Image description: National Museum of American History curator Carlene Stephens examines a glass disc recording that was made in Alexander Graham Bell’s Volta Lab. The disc contains the audio of a male voice repeating “Mary had a little lamb” twice.
In December, scholars recovered sound from this and other recordings made over 100 years ago. Until now, the technology to listen to the recordings without damaging the objects was not available. Learn more about how they recovered the audio.
Photo by Rich Strauss, Smithsonian Institution
Microfilming in the Digital Age
Multi-Pay Vouchers (MPV) are important records. As we said in an earlier post, pay vouchers are in some cases the only surviving documents that can verify service for benefit-seeking veterans whose OMPFs (Office of Military Personnel Files) were destroyed in the 1973 fire. These records are also increasingly important for historical and genealogical researchers.

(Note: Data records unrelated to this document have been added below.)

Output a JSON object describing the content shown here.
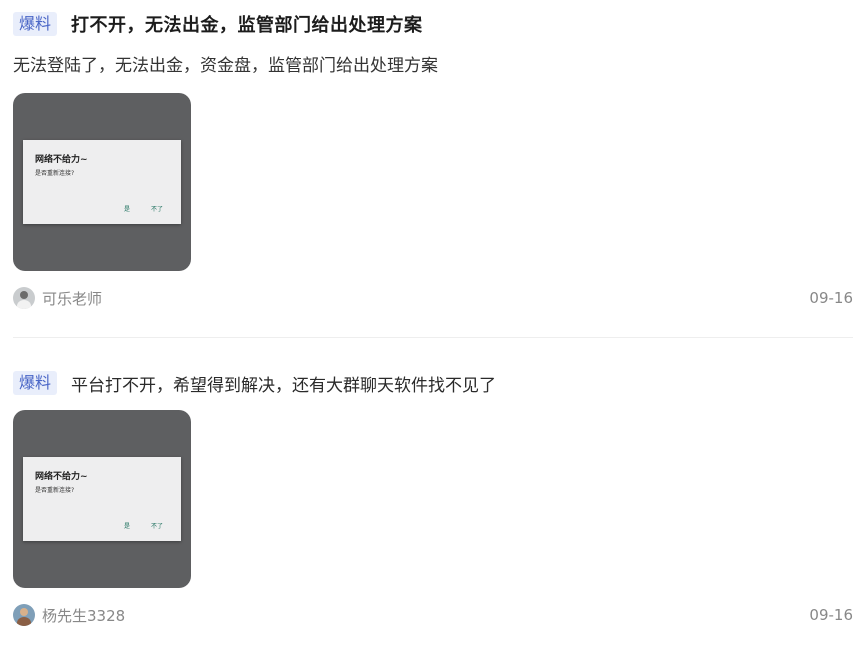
{
  "posts": [
    {
      "tag": "爆料",
      "title": "打不开，无法出金，监管部门给出处理方案",
      "summary": "无法登陆了，无法出金，资金盘，监管部门给出处理方案",
      "thumbnail": {
        "dialog_title": "网络不给力~",
        "dialog_message": "是否重新连接?",
        "dialog_yes": "是",
        "dialog_no": "不了"
      },
      "author": "可乐老师",
      "date": "09-16"
    },
    {
      "tag": "爆料",
      "title": "平台打不开，希望得到解决，还有大群聊天软件找不见了",
      "thumbnail": {
        "dialog_title": "网络不给力~",
        "dialog_message": "是否重新连接?",
        "dialog_yes": "是",
        "dialog_no": "不了"
      },
      "author": "杨先生3328",
      "date": "09-16"
    }
  ],
  "colors": {
    "tag_bg": "#e9eefb",
    "tag_text": "#4a66c7",
    "thumb_bg": "#5e5f61",
    "meta_text": "#888888"
  }
}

Although scanning MPVs in high-resolution color would provide a higher level of graphic reproduction, NARA’s primary goal is the long-term preservation of the essential information contained in these documents. Silver halide film stored in appropriate conditions is a preservation standard with a life expectancy beyond 500 years. In the first photo above, you can see the difference between a scanned copy (left), and microfilmed copy (right).
Microfilm is an excellent intermediate format that you may easily digitize at any point in the future at minimal expense and effort. A reel of 1200-plus images can be digitized in a matter of minutes.

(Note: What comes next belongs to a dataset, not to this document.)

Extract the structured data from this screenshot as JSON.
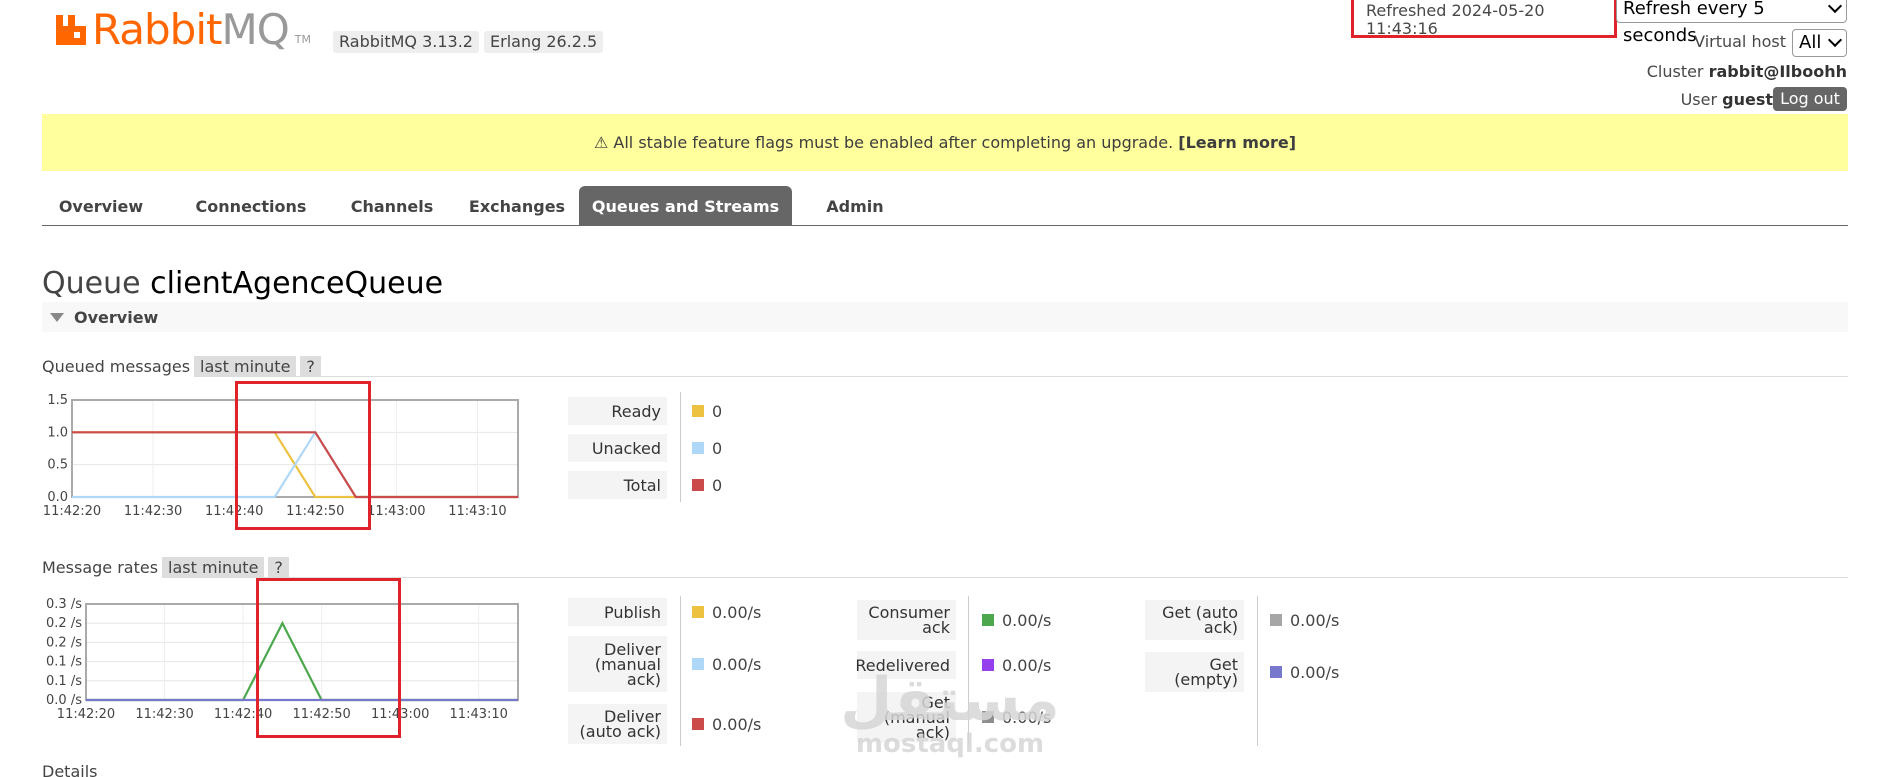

Filming is productive, averaging 250 document pages per hour at NARA-St. Louis. This rate is unattainable with digitization without utilizing automated document feeders on scanners, a practice that is not recommended for archival holdings.
The next microfilm reformatting project in St. Louis will involve discharge cards, which, like military pay vouchers, are used to establish evidence of military service. These cards contain information such as duty stations and chronological career details that are not contained on pay vouchers.
Natasha Trethewey has been named the Poet Laureate of Mississippi.
“We move forward but it stays with us.” These aren’t Jenny Holzer’s words, but she’s the artist who molded them into a visual titan. This photo-illustration, now the back cover of our “Beyond 9/11” Special Commemorative Issue, is Holzer’s rendering of the significance of 9/11, done in her signature style. What we see are these words transposed onto towers that fell 10 years ago.
The phrasing actually belongs to Howard Lutnik, the CEO of Cantor Fitzgerald, the company whose offices took up the 101 to the 105 floors of the World Trade Center’s north tower. Lutnik took the morning off from work on Sept. 11, 2001 to take his son Kyle to his first day of kindergarten, and was interviewed about that day (along with his son, now a freshman in high school) as a part of our “Beyond 9/11” project.
After graduating from the Rhode Island School of Design in the late 1970s, Holzer began coining her artistic trademark by writing short slogans in public places. “If you want to reach a general audience,” she told TIME in 1990, “it’s not art issues that are going to compel them to stop on their way to lunch, it has to be life issues.” She went on to project her “truisms” onto famous cityscapes all over the world.
“Beyond 9/11” began as a series of portraits of the 40 men and women whose lives are forever tethered to that day, but we quickly realized that their words held as much power as their images. Executive editor Radhika Jones says Holzer’s work is “a beautiful marriage” between the artistic vision of this issue and the significance of the words behind them. Now, her 9/11 back cover image, wrapped in silver, sits next to Julian LaVerdiere and Paul Myoda’s “Tribute in Light Years,” a tribute to the buildings that are lost to us now.
There’s something to be said for an 88-year-old with a Tumblr account.
Since 1923, TIME has reported the world’s history and somewhere along the way, we became a part of it. TIME co-founder Henry Luce once said, “I became a journalist to come as close as possible to the heart of the world.”…
-Zsa Zsa Gabor, in a letter to the editors in response to this story
Washington, D.C., 1969(via timemagazine)
A history of TIME covers devoted to AIDS throughout its history, with the most iconic from February 12, 2001.
“This is a story about AIDS in Africa. Look at the pictures. Read the words. And then try not to care.”
Check out the top of Reddit right now and you’ll see a TIME cover focusing on the obesity epidemic in America. It’s a great cover. But it’s not ours.
It was designed last year as a class assignment by Ricky Linn, a graphic design student at Art Center of College of Design. We hear his professor didn’t like it.
We may not have elbow patches on our blazers, Ricky, but it’s definitely an A to us.
So this just happened.
NUMBER ONE ON REDDIT.
Good lord I wish I could show this to my instructor now who thought this was failed concept.